Our brother Matthew, who knew something about taxes, corruption, politics and persecution, about sleeping in fields and needing to find food also knew about having a friend in God. He knew about how your life changes from natural to supernatural when God chooses you. He knew how to get out of the shadow this world casts and to walk in the shadow of the Almighty. He knew about the safety of a boat where divinity sleeps.

I have been looking at the beginning of a perfect storm. A proposed state budget revision to downsize funding for homeless services*, the elimination of a need for individuals to itemize on federal tax returns that might cause people to give less because they don’t need the deduction and the aging out of a generation of people who believed in first fruit giving, these may all combine to adversely impact many social service agencies and nonprofits including the Mission. Almost everyone I have spoken to has a concern or a comment. It woke me out of a sound sleep several times. I tried to tell Kathy it was coffee I drank too close to bedtime but it was really the noise in my unquiet heart. I care about the work we do here. I care about the people we serve. I care about the people who partner with us. The TV, radio and newspaper were all telling me how hard it was going to be.

Then I spoke with people my heart needed to hear. I spoke with the people we serve.

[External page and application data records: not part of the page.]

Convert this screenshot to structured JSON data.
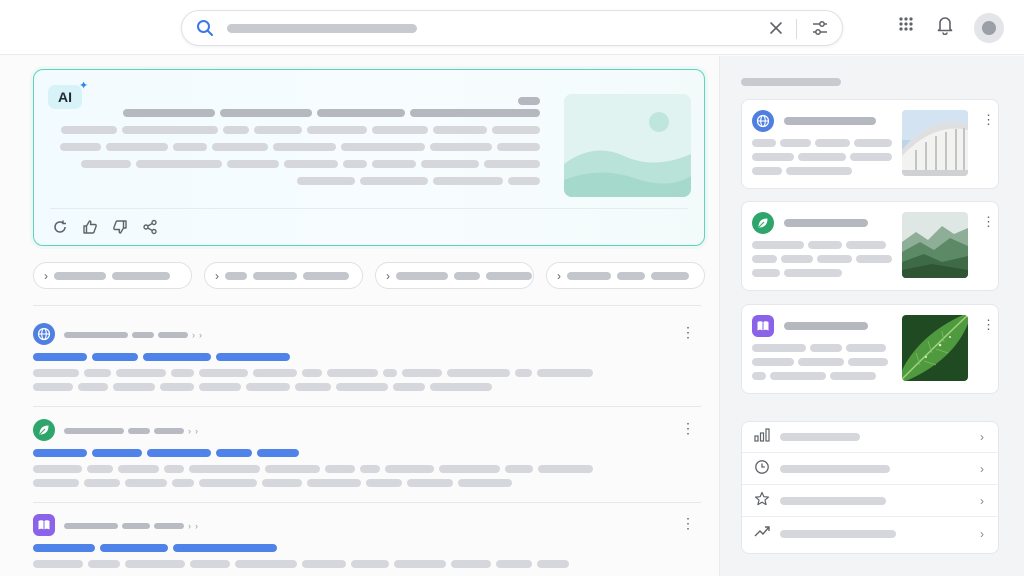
{
  "topbar": {
    "search": {
      "query": ""
    },
    "icons": [
      "search-icon",
      "clear-icon",
      "filter-icon",
      "apps-grid-icon",
      "bell-icon",
      "avatar"
    ]
  },
  "ai_overview": {
    "badge": "AI",
    "actions": [
      "regenerate-icon",
      "thumbs-up-icon",
      "thumbs-down-icon",
      "share-icon"
    ]
  },
  "colors": {
    "accent_blue": "#4f83ea",
    "ai_border": "#5fd3b7",
    "globe_icon_bg": "#4f7fe0",
    "leaf_icon_bg": "#2ea56a",
    "book_icon_bg": "#8a63e8"
  },
  "results": [
    {
      "icon": "globe-icon"
    },
    {
      "icon": "leaf-icon"
    },
    {
      "icon": "book-icon"
    }
  ],
  "sidebar": {
    "cards": [
      {
        "icon": "globe-icon",
        "image": "building-photo"
      },
      {
        "icon": "leaf-icon",
        "image": "mountains-photo"
      },
      {
        "icon": "book-icon",
        "image": "leaf-photo"
      }
    ],
    "links": [
      {
        "icon": "bar-chart-icon"
      },
      {
        "icon": "clock-icon"
      },
      {
        "icon": "star-icon"
      },
      {
        "icon": "trending-up-icon"
      }
    ]
  }
}
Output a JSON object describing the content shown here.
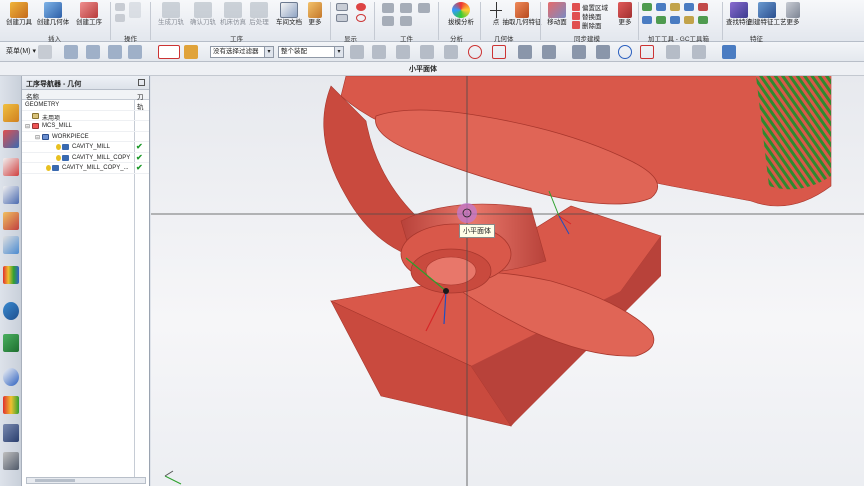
{
  "ribbon": {
    "insert": {
      "create_tool": "创建刀具",
      "create_geometry": "创建几何体",
      "create_operation": "创建工序",
      "group_label": "插入"
    },
    "operations": {
      "group_label": "操作"
    },
    "ops_workbench": {
      "gen_path": "生成刀轨",
      "confirm_path": "确认刀轨",
      "machine_sim": "机床仿真",
      "post_process": "后处理",
      "shop_doc": "车间文档",
      "more": "更多",
      "group_label": "工序"
    },
    "display": {
      "group_label": "显示"
    },
    "workpiece": {
      "group_label": "工件"
    },
    "analysis": {
      "slope_analysis": "拔模分析",
      "group_label": "分析"
    },
    "geometry": {
      "point": "点",
      "extract_geometry": "抽取几何特征",
      "group_label": "几何体"
    },
    "sync": {
      "move_face": "移动面",
      "offset_region": "偏置区域",
      "replace_face": "替换面",
      "delete_face": "删除面",
      "more": "更多",
      "group_label": "同步建模"
    },
    "machining_tools": {
      "group_label": "加工工具 - GC工具箱"
    },
    "features": {
      "find_feature": "查找特征",
      "create_feature_process": "创建特征工艺",
      "more": "更多",
      "group_label": "特征"
    }
  },
  "toolbar": {
    "menu": "菜单(M) ▾",
    "filter_select": "没有选择过滤器",
    "assembly_select": "整个装配"
  },
  "window_title": "小平面体",
  "navigator": {
    "title": "工序导航器 - 几何",
    "col_name": "名称",
    "col_tool": "刀轨",
    "rows": [
      {
        "label": "GEOMETRY",
        "check": ""
      },
      {
        "label": "未用项",
        "check": ""
      },
      {
        "label": "MCS_MILL",
        "check": ""
      },
      {
        "label": "WORKPIECE",
        "check": ""
      },
      {
        "label": "CAVITY_MILL",
        "check": "✔"
      },
      {
        "label": "CAVITY_MILL_COPY",
        "check": "✔"
      },
      {
        "label": "CAVITY_MILL_COPY_...",
        "check": "✔"
      }
    ]
  },
  "graphics": {
    "tooltip": "小平面体"
  },
  "colors": {
    "model": "#d9584a",
    "model_dark": "#a8372d",
    "model_light": "#e8776a",
    "stripe": "#2f8a2f",
    "crosshair": "#4a4a4a"
  }
}
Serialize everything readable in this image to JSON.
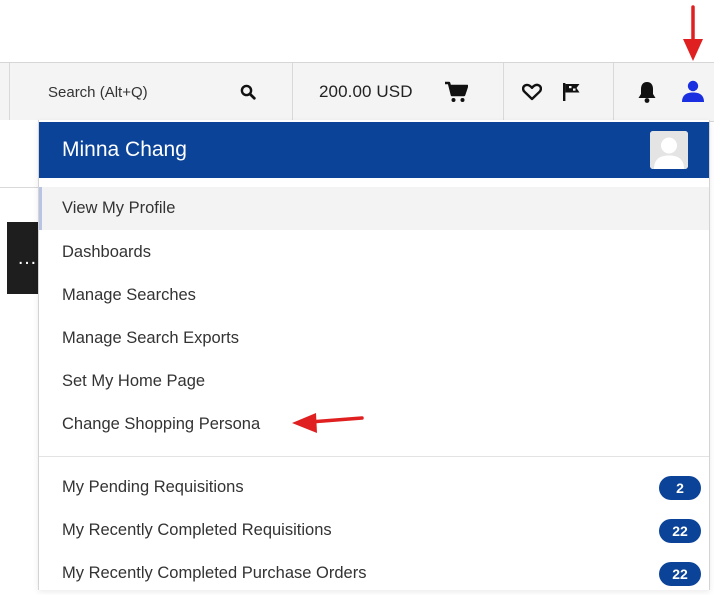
{
  "topbar": {
    "search_label": "Search (Alt+Q)",
    "search_icon": "search-icon",
    "cart_amount": "200.00 USD",
    "cart_icon": "shopping-cart-icon",
    "favorites_icon": "heart-icon",
    "flag_icon": "flag-icon",
    "notifications_icon": "bell-icon",
    "user_icon": "user-icon",
    "user_icon_color": "#1a2fe0"
  },
  "left_panel": {
    "truncated_text": "…"
  },
  "dropdown": {
    "user_name": "Minna Chang",
    "header_color": "#0b4398",
    "avatar_icon": "avatar-placeholder-icon",
    "items": [
      {
        "label": "View My Profile"
      },
      {
        "label": "Dashboards"
      },
      {
        "label": "Manage Searches"
      },
      {
        "label": "Manage Search Exports"
      },
      {
        "label": "Set My Home Page"
      },
      {
        "label": "Change Shopping Persona"
      }
    ],
    "count_items": [
      {
        "label": "My Pending Requisitions",
        "count": "2"
      },
      {
        "label": "My Recently Completed Requisitions",
        "count": "22"
      },
      {
        "label": "My Recently Completed Purchase Orders",
        "count": "22"
      }
    ]
  },
  "annotations": {
    "arrow_color": "#e02020",
    "arrows": [
      "arrow-down-icon",
      "arrow-left-icon"
    ]
  }
}
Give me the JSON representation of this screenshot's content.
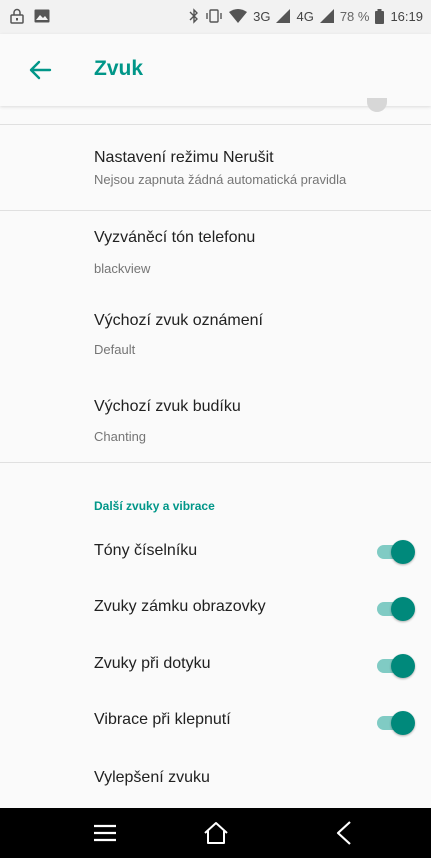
{
  "status_bar": {
    "network_3g": "3G",
    "network_4g": "4G",
    "battery_percent": "78 %",
    "time": "16:19"
  },
  "app_bar": {
    "title": "Zvuk"
  },
  "items": [
    {
      "title": "Nastavení režimu Nerušit",
      "subtitle": "Nejsou zapnuta žádná automatická pravidla"
    },
    {
      "title": "Vyzváněcí tón telefonu",
      "subtitle": "blackview"
    },
    {
      "title": "Výchozí zvuk oznámení",
      "subtitle": "Default"
    },
    {
      "title": "Výchozí zvuk budíku",
      "subtitle": "Chanting"
    }
  ],
  "section_header": "Další zvuky a vibrace",
  "toggles": [
    {
      "label": "Tóny číselníku",
      "on": true
    },
    {
      "label": "Zvuky zámku obrazovky",
      "on": true
    },
    {
      "label": "Zvuky při dotyku",
      "on": true
    },
    {
      "label": "Vibrace při klepnutí",
      "on": true
    }
  ],
  "last_item": {
    "title": "Vylepšení zvuku"
  },
  "colors": {
    "accent": "#009688",
    "toggle_thumb": "#00897b",
    "toggle_track": "#80cbc4"
  }
}
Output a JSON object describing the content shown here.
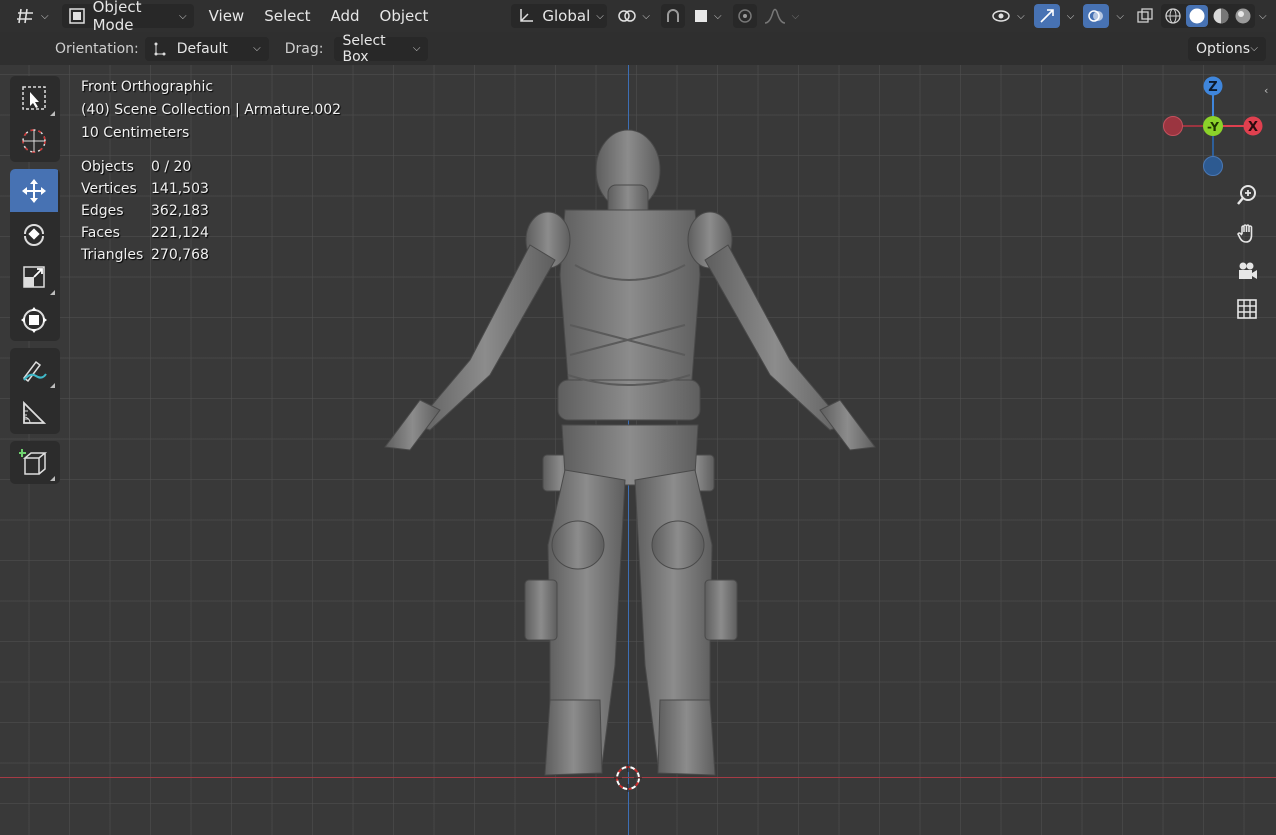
{
  "header": {
    "editor_type_icon": "axis-grid-icon",
    "mode": "Object Mode",
    "menus": [
      "View",
      "Select",
      "Add",
      "Object"
    ],
    "transform_orientation": "Global",
    "icons": [
      "transform-pivot-icon",
      "link-icon",
      "snap-icon",
      "snap-target-icon",
      "proportional-edit-icon",
      "falloff-icon",
      "visibility-icon",
      "gizmo-icon",
      "overlay-icon",
      "xray-icon",
      "wireframe-icon",
      "solid-icon",
      "material-icon",
      "rendered-icon"
    ]
  },
  "tool_settings": {
    "orientation_label": "Orientation:",
    "orientation_value": "Default",
    "drag_label": "Drag:",
    "drag_value": "Select Box",
    "options_label": "Options"
  },
  "toolbar": {
    "tools": [
      "select-box-icon",
      "cursor-icon",
      "move-icon",
      "rotate-icon",
      "scale-icon",
      "transform-icon",
      "annotate-icon",
      "measure-icon",
      "add-cube-icon"
    ],
    "active_tool": "move-icon"
  },
  "overlay": {
    "view_name": "Front Orthographic",
    "collection": "(40) Scene Collection | Armature.002",
    "scale": "10 Centimeters",
    "stats": [
      {
        "label": "Objects",
        "value": "0 / 20"
      },
      {
        "label": "Vertices",
        "value": "141,503"
      },
      {
        "label": "Edges",
        "value": "362,183"
      },
      {
        "label": "Faces",
        "value": "221,124"
      },
      {
        "label": "Triangles",
        "value": "270,768"
      }
    ]
  },
  "gizmo": {
    "z_label": "Z",
    "y_label": "-Y",
    "x_label": "X",
    "colors": {
      "x": "#e0404f",
      "y": "#8bd22a",
      "z": "#3f86dc"
    }
  },
  "nav_buttons": [
    "zoom-icon",
    "pan-hand-icon",
    "camera-icon",
    "ortho-grid-icon"
  ],
  "colors": {
    "accent": "#4772b3",
    "axis_x": "#a53b45",
    "axis_z": "#3d6fb5"
  }
}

I spoke with a former homeless gentleman who now shares space in Sutton House. He was able to move into an affordable home, continue to attend groups and maintain employment. Over a meal he let me know that we were an answer to prayer. A miracle. A lady shared with me that she did not know where to turn and was friendless and without direction until she found a bed at the Mission. Her life has made a 180. A miracle. A married couple is living together in mutual sobriety, working, worshiping, walking out their dreams. A miracle. Over and over I heard, “Pastor John, God made it good for me here.”

God is the miracle. That miracle is always on time.

I am taking Matthew’s advice. God will help us with whatever hard thing comes. He has treasure set aside for just such a time as this. He will bless and empower those of you who are willing to be the paymasters of His mission fields. We have found Him faithful in the past, this unchangeable One. He will be faithful as we move forward helping the lost to find a miracle.

I came to work to find a frail, eighty-year-old woman with a suitcase standing in the snow in our parking lot. “I just need help for one night,” she said. Sometimes one night can give you back your life. We are going to continue to plan for the future because the future is Christ. I know you will come with us.

Blessings and ten thousand besides!

Pastor John

* The Mission runs entirely on donations. While we will not suffer the loss of state funds other homeless services in our area will. This will surly result in an increased need for the services we provide.